**Brief**.
Search the data for the string "date" and gather each line it is in.

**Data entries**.

■ ■ ■ ■ ■

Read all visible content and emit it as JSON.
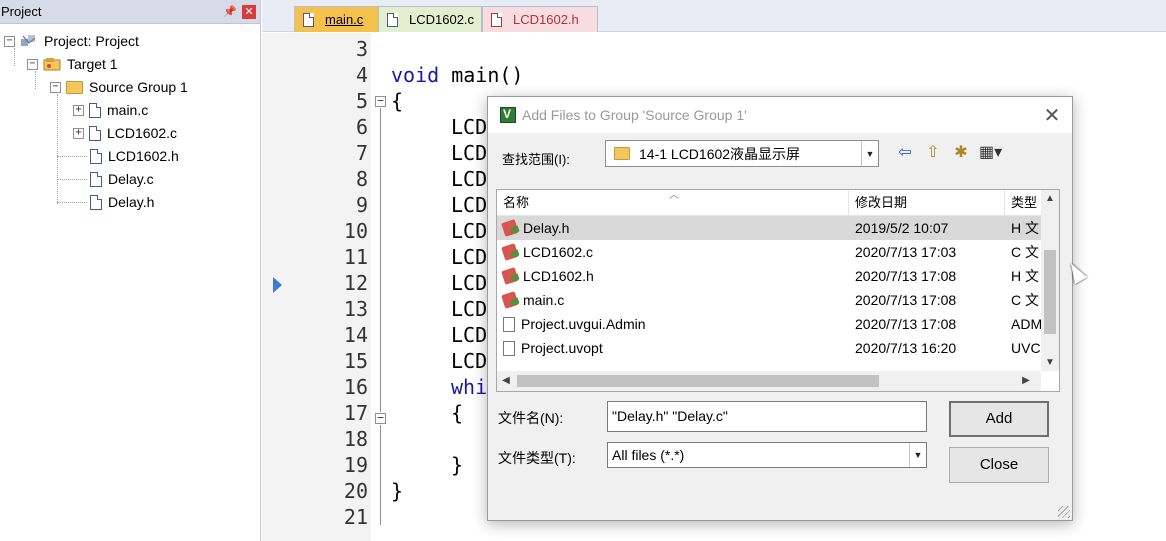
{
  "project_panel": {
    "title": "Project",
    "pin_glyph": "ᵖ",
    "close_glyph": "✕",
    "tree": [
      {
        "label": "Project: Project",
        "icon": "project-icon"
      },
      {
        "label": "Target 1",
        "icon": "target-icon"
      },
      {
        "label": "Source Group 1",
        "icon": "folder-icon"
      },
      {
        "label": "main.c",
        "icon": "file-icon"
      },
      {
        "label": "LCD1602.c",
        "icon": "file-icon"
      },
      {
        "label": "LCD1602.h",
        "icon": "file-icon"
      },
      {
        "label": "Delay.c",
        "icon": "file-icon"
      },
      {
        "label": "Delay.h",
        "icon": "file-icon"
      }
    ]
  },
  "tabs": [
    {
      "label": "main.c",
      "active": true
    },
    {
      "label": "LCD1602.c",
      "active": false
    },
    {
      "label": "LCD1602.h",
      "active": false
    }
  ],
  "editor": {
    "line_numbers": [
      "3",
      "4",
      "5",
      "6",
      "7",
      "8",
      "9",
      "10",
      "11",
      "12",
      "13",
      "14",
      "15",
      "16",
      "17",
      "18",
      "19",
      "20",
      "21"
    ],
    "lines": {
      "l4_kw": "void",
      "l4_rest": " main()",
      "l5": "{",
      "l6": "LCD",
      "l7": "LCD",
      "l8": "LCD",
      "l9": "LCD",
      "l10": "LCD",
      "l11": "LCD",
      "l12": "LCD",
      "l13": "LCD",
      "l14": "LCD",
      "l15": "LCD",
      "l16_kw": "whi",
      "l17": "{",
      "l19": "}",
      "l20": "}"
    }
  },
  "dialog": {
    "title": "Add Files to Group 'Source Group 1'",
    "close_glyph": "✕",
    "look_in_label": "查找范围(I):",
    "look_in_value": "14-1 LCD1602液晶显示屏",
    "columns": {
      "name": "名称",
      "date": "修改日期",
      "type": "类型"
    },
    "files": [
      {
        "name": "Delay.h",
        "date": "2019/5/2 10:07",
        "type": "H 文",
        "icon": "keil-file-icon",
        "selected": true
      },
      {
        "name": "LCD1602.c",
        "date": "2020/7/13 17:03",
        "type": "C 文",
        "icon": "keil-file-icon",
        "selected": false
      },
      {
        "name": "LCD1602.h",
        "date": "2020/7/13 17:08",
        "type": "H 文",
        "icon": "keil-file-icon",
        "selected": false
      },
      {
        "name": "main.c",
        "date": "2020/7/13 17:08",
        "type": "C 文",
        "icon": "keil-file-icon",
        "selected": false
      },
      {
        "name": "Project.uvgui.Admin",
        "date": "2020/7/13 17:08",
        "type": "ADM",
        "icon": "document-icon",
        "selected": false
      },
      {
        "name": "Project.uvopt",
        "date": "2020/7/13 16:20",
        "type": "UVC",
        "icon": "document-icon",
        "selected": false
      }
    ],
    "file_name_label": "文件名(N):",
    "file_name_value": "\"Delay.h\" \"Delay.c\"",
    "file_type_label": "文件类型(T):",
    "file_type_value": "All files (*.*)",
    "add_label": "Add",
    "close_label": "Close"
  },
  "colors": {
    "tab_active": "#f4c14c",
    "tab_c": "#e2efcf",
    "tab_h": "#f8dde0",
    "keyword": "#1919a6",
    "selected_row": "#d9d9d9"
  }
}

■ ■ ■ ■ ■

**Task response**.
      "date": "修改日期",
        "date": "2019/5/2 10:07",
        "date": "2020/7/13 17:03",
        "date": "2020/7/13 17:08",
        "date": "2020/7/13 17:08",
        "date": "2020/7/13 17:08",
        "date": "2020/7/13 16:20",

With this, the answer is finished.